Pew Survey: Nearly Half of Liberals Say They Can’t Stand to Be Near Trump Supporters

Note: This article contains coarse language that may offend some readers.

Nearly half of American liberals say they can’t even stand the idea of being near Donald Trump supporters, according to a new Pew Research Center survey.

Of the 2,505 adults surveyed between June 27 and July 9, 2017, 47 percent of liberals said that if a friend said s/he supported Trump, it would “put a strain on the friendship.” Among the broader group of Democrats who lean left but may not necessarily be liberal, 35 percent would agree. Only 1 percent of all Democrats said a friend voting for Trump made them stronger.

The Washington Post’s Aaron Blake calls the survey “the latest indicator of our remarkably tribal and partisan politics.”

“And when it comes to Trump, it’s difficult to overstate just how tribal the left is and how much distaste he engenders,” Blake writes.

Among the liberal Democrats who said they had a tough time remaining friends with people who voted for Trump, white liberals had the toughest time (polling at 47 percent), followed by black liberals (28 percent) and Hispanic liberals (25 percent).


Trump supporters trying to explain how they aren’t racist is so entertaining.

— Emily (@EloquentlyEmily) July 20, 2017


Conservatives and Republicans, on the other hand, displayed dramatically higher tolerance levels of their friends who voted the other way. Seventy-three percent of conservatives and moderates said a friend voting for Trump did “not have any effect” on their relationship.

From Republicans who were asked whether a friend voting for Hillary Clinton would strain their relationship, only 13 percent answered in the affirmative.

“Democrats feel more negatively about talking politics with people who have a different opinion of the president than do Republicans,” the Pew report states. “A large majority of Democrats and Democratic-leaning independents — nearly seven-in-ten (68%) — say they find it to be stressful and frustrating to talk to people with different opinions of Trump. Among Republicans and Republican leaners, fewer (52%) say they find this to be stressful and frustrating.”

Democrats are overall more politically motivated in their personal lives as well, the report states, as they are about three times likely as Republicans to have attended a political rally, event, or protest.

And between friends who found out about seven months after the election that one of them had voted differently, Clinton supporters were more likely (19 percent) to say it negatively impacted their relationship than Trump supporters (7 percent.)

“Part of the reason for the imbalance is likely that liberals tend to live in more homogeneous places and don’t even associate with conservatives,” Blake explains, citing another Pew study from last year that showed 47 percent of prospective Clinton voters didn’t even have any close friends who were Trump supporters.
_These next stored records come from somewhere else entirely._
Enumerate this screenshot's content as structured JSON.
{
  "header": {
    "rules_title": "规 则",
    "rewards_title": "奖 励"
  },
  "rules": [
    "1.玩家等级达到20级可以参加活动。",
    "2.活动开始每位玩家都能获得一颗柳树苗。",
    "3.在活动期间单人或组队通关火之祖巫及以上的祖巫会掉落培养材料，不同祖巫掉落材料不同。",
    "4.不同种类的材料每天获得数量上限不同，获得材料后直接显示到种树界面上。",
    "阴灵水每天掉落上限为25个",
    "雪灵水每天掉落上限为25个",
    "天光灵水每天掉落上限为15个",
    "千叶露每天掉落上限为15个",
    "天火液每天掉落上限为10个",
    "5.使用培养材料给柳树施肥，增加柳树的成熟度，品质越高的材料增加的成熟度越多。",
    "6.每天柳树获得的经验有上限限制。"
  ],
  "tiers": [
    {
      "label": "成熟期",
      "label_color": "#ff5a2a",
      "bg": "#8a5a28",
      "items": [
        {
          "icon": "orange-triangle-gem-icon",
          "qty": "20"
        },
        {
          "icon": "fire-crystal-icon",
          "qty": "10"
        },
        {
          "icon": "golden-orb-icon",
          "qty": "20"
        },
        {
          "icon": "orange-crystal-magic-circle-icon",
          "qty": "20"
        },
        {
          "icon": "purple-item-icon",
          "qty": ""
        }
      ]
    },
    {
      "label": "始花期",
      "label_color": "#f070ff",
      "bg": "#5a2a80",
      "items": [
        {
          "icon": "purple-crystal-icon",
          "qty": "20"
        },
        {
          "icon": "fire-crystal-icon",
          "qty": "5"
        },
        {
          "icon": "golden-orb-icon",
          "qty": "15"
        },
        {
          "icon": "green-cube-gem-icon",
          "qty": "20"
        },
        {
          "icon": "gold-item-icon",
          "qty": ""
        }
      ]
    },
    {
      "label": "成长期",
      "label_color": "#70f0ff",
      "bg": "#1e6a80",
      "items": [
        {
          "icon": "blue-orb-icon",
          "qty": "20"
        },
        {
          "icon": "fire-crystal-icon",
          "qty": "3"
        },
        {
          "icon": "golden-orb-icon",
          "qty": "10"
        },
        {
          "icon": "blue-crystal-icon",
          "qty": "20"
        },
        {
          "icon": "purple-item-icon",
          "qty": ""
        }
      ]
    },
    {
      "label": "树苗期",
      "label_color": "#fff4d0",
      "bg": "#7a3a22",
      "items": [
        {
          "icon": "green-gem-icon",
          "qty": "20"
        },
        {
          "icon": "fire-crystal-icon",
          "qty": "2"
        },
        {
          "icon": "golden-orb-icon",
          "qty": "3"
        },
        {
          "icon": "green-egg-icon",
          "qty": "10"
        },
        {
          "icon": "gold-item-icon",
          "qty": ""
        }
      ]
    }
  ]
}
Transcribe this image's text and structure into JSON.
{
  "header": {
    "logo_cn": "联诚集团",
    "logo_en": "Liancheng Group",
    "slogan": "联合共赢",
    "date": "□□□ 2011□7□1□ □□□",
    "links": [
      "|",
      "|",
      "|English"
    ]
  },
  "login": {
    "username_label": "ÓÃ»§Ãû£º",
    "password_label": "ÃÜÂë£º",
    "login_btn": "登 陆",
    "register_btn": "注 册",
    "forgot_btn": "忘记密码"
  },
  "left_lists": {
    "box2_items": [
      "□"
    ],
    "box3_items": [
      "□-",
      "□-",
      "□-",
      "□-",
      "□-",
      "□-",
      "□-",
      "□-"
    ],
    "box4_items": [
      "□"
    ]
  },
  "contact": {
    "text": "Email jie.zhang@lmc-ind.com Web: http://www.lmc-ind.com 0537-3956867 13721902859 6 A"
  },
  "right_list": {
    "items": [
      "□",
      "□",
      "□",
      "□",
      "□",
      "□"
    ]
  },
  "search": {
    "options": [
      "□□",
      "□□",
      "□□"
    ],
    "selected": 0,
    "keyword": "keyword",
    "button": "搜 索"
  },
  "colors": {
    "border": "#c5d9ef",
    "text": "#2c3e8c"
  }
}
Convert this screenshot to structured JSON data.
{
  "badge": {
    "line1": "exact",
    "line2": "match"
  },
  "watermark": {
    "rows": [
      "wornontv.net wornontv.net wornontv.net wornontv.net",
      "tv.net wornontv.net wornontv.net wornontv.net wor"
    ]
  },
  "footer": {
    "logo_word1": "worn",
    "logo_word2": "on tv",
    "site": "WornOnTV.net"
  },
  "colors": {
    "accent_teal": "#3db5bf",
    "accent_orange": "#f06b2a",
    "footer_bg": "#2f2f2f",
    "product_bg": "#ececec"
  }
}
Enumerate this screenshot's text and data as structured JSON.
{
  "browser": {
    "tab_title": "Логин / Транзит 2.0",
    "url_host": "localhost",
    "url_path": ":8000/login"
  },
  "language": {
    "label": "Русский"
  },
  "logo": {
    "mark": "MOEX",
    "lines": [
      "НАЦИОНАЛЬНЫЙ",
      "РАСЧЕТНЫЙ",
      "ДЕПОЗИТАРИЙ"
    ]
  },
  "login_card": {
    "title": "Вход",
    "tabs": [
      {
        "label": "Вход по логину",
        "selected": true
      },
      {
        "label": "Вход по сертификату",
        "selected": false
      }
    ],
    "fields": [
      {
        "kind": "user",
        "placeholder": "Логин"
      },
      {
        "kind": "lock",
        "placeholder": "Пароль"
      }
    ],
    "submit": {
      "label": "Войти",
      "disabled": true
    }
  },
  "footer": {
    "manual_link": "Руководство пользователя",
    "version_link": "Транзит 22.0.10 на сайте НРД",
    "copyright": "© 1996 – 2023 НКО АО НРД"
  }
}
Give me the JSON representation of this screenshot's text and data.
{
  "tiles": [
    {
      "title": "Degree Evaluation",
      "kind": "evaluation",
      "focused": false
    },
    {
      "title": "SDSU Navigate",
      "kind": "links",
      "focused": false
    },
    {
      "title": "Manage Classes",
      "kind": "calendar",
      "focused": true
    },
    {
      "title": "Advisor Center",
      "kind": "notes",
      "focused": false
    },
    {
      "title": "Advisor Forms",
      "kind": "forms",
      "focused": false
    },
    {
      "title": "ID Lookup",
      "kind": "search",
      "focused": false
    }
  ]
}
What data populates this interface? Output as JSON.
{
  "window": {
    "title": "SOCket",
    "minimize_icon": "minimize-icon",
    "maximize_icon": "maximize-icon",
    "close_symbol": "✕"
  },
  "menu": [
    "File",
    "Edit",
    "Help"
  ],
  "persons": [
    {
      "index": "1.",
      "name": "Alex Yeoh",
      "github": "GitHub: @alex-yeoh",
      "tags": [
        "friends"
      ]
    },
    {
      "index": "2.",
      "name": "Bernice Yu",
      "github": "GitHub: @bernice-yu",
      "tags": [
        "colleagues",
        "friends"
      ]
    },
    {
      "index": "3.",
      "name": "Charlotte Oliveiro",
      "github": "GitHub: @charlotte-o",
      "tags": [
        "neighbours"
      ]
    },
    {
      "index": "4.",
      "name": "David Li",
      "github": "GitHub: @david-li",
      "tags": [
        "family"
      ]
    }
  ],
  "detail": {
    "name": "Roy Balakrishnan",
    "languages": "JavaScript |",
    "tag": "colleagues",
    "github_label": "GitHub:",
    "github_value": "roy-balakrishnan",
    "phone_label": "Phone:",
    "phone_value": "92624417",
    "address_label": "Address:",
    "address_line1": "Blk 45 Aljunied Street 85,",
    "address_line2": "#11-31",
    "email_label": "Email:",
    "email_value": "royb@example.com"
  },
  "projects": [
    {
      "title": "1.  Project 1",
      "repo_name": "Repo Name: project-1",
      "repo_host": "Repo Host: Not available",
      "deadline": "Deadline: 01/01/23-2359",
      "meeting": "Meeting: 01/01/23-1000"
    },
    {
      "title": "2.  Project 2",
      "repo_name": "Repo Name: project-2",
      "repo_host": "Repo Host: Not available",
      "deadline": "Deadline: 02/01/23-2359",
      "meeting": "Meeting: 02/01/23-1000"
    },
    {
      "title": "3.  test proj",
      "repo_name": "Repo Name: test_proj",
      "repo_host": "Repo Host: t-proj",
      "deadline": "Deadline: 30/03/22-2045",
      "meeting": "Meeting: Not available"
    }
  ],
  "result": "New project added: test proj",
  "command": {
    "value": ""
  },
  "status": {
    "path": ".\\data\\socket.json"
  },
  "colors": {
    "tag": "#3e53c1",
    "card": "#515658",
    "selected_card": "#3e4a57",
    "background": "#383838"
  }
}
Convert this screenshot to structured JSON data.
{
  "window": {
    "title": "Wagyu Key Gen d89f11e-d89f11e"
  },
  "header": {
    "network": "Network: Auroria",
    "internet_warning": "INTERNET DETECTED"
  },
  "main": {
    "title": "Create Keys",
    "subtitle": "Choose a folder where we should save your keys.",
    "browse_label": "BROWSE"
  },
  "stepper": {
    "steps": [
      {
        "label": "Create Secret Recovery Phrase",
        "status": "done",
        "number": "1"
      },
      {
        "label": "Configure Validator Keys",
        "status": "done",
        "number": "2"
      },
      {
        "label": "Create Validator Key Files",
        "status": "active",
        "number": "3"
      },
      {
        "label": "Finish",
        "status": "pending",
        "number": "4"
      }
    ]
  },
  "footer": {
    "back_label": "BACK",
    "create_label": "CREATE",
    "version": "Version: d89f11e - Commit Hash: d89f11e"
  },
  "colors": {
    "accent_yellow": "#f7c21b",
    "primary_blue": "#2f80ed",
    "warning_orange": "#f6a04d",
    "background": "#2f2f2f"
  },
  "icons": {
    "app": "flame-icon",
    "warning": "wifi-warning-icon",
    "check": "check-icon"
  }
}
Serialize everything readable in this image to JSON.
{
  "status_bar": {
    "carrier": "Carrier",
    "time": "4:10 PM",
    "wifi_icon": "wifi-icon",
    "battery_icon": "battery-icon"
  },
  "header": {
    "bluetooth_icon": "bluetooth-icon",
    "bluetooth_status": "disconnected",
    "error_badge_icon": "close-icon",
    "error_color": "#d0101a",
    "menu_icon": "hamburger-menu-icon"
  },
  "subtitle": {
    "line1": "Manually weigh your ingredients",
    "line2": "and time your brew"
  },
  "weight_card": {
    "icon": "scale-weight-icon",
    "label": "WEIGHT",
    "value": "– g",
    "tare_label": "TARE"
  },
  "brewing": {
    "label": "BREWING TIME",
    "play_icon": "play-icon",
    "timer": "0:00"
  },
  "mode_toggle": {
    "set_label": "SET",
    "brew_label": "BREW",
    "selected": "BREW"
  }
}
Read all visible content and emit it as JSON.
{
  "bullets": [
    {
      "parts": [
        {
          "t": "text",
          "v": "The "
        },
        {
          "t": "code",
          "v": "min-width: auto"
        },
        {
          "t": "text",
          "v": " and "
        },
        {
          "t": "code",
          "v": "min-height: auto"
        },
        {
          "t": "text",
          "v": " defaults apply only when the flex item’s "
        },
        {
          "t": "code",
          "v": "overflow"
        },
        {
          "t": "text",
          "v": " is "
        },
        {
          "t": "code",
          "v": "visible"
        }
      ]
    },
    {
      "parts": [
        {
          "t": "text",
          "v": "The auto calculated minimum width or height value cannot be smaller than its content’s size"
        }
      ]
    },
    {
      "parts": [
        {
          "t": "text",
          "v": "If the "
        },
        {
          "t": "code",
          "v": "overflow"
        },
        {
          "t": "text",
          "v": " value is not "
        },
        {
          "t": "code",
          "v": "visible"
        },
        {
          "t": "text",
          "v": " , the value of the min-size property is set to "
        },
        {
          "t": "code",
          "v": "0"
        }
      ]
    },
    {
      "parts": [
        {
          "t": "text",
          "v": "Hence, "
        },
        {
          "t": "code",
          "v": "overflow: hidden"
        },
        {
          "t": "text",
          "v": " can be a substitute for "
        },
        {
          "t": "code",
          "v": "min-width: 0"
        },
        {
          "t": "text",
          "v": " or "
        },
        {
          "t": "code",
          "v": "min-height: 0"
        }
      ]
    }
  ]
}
“Because of the way our population is sorted, with liberals clustered in urban areas and Republicans more spread out, Democrats tend to be more insulated from dissenting political voices,” he continues. “So perhaps it’s no surprise that they don’t hear and don’t want to hear those voices coming from their friends’ mouths.”

Blake comments that for many liberal Democrats, the prospect of someone voting for Trump reflected badly on them personally. A prime example of this during the 2016 presidential campaign was when Clinton herself suggested half of Trump supporters were “deplorables” who were “racist,” “sexist,” “homophobic,” “xenophobic,” or “Islamophobic.”

Clinton later said she regretted these comments, but they appear to reflect wider sentiments among the political party supporting her.